Judicial selection used in Britain The used method is EXECUTIVE APPOINTMENT Judicial Appointment Commission appoints: - puisne judges of the High Court (niži suci) circuit judges (suci koji obilaze kotare) recorders (suci Krunskog suda s nepotpunim radnim vremenom) stipendiary magistrates (plaćeni suci) justices of the peace or magistrates (mirovni sudac) Justices of Supreme Court Lord Justices of Appeal
The criteria for the appointment Political career used to play an important role.

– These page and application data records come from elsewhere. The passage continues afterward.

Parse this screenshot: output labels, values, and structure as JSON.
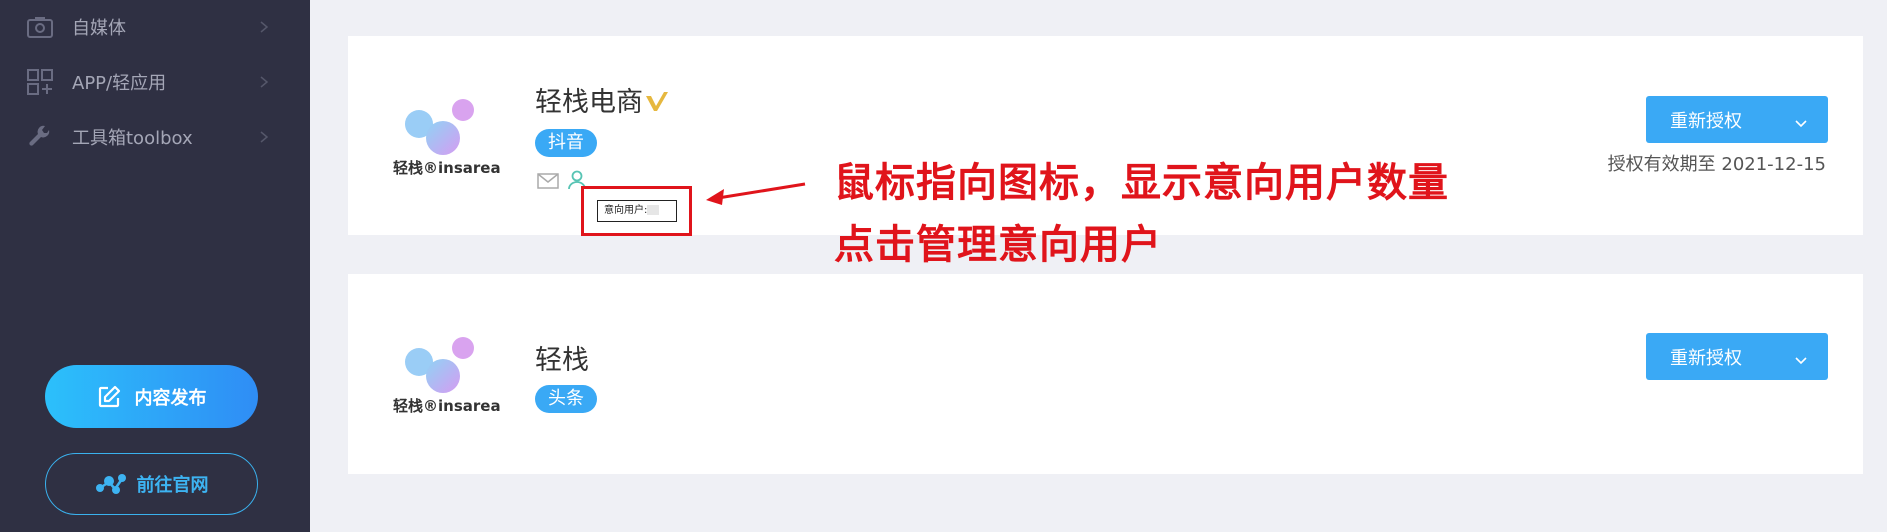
{
  "sidebar": {
    "items": [
      {
        "label": "自媒体",
        "icon": "media-icon"
      },
      {
        "label": "APP/轻应用",
        "icon": "app-grid-icon"
      },
      {
        "label": "工具箱toolbox",
        "icon": "wrench-icon"
      }
    ],
    "publish_label": "内容发布",
    "website_label": "前往官网"
  },
  "accounts": [
    {
      "name": "轻栈电商",
      "platform_tag": "抖音",
      "logo_text": "轻栈®insarea",
      "reauth_label": "重新授权",
      "expire_text": "授权有效期至 2021-12-15",
      "tooltip_label": "意向用户:",
      "verified": true
    },
    {
      "name": "轻栈",
      "platform_tag": "头条",
      "logo_text": "轻栈®insarea",
      "reauth_label": "重新授权"
    }
  ],
  "annotation": {
    "line1": "鼠标指向图标，显示意向用户数量",
    "line2": "点击管理意向用户"
  },
  "colors": {
    "sidebar_bg": "#2f3043",
    "accent": "#3aa9f5",
    "annotation_red": "#e0141b"
  }
}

Today it is the legal ability (education, qualification, experience = merit selection of judges). Superior judiciary – candidates are nominated after successful carreers as barristers (not immediatelly after the graduation as in many continental countries).
Judges may not be involved in political activity n they can not be members of the House of Commons, but if they belong to nobility they can participate in the work of the House of Lords n can be removed from office by the Lord Chancellor for inability or misbehaviour n Judges of High Court and Court of Appeal may be removed from office by the Queen after both Houses of parliament had presented the reasons n
The social background of judges n n come from rather narrow section of society e. g. almost all Lords of Appeal come from a solid middleclass background education: public school + Oxford or Cambridge recent developement: women and coloured immigrants are becoming barristers in increasing numbers
Expressions from the Unit 4 - - the doctrine of separation of powers to be a Government minister / a member of the Cabinet / of the Government be responsible for law reform / a task. . . to carry out duties to preside over a committee to hear a case to combine executive, judicial and legislative roles contrary to the concept of judicial independence to appoint judges on the advice of. . . (Prime Minister)
Expressions – part II - the appointment of. . . foster self-confidence & independence of mind to hold office to be removed from office to be removed for inability or misbehaviour to come from a middle-class / high-class background
Answer the following questions. 1. 2. 3. 4. 5. 6. 7. Which are three forms of the state power? Why is the Lord Chancellor an example for the refutation of the doctrine of separation of powers? How does the concept of judicial independence function in the British judiciary? Who chooses and appoints judges in Britain? What are the criteria for judicial appointment. Describe the position of judges who are memebers of the House of Commons / House of Lords befor their appointment. What is the typical education and social background of English judges?